YOUR TASK: Return all records exactly. Nothing may be added.

EXERCISE MATERIALS:
_____

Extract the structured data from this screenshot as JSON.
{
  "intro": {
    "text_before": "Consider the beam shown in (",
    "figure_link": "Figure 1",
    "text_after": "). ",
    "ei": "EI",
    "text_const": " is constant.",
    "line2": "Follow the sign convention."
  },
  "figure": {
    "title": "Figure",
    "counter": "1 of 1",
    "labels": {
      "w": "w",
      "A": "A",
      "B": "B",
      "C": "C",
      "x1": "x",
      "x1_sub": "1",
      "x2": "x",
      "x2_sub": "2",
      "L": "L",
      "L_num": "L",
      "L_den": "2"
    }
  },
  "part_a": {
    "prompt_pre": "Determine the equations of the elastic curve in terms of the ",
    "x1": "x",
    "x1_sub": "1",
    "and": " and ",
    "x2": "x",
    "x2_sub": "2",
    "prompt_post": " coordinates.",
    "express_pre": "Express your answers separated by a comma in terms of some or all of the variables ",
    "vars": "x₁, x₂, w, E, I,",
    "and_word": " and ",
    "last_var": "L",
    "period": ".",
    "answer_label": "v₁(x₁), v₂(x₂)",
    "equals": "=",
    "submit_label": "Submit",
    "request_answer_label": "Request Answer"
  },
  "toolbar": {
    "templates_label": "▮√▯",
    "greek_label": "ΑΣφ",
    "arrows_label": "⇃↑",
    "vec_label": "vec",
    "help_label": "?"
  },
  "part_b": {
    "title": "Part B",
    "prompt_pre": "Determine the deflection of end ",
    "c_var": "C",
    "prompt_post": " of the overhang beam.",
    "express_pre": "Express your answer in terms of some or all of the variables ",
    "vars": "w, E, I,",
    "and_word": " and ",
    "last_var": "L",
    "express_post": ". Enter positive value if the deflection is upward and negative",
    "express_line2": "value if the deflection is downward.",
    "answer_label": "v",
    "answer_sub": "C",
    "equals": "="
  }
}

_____

WRITTEN RESPONSE:
Extract the structured data from this screenshot as JSON.
{
  "intro": {
    "text_before": "Consider the beam shown in (",
    "figure_link": "Figure 1",
    "text_after": "). ",
    "ei": "EI",
    "text_const": " is constant.",
    "line2": "Follow the sign convention."
  },
  "figure": {
    "title": "Figure",
    "counter": "1 of 1",
    "labels": {
      "w": "w",
      "A": "A",
      "B": "B",
      "C": "C",
      "x1": "x",
      "x1_sub": "1",
      "x2": "x",
      "x2_sub": "2",
      "L": "L",
      "L_num": "L",
      "L_den": "2"
    }
  },
  "part_a": {
    "prompt_pre": "Determine the equations of the elastic curve in terms of the ",
    "x1": "x",
    "x1_sub": "1",
    "and": " and ",
    "x2": "x",
    "x2_sub": "2",
    "prompt_post": " coordinates.",
    "express_pre": "Express your answers separated by a comma in terms of some or all of the variables ",
    "vars": "x₁, x₂, w, E, I,",
    "and_word": " and ",
    "last_var": "L",
    "period": ".",
    "answer_label": "v₁(x₁), v₂(x₂)",
    "equals": "=",
    "submit_label": "Submit",
    "request_answer_label": "Request Answer"
  },
  "toolbar": {
    "templates_label": "▮√▯",
    "greek_label": "ΑΣφ",
    "arrows_label": "⇃↑",
    "vec_label": "vec",
    "help_label": "?"
  },
  "part_b": {
    "title": "Part B",
    "prompt_pre": "Determine the deflection of end ",
    "c_var": "C",
    "prompt_post": " of the overhang beam.",
    "express_pre": "Express your answer in terms of some or all of the variables ",
    "vars": "w, E, I,",
    "and_word": " and ",
    "last_var": "L",
    "express_post": ". Enter positive value if the deflection is upward and negative",
    "express_line2": "value if the deflection is downward.",
    "answer_label": "v",
    "answer_sub": "C",
    "equals": "="
  }
}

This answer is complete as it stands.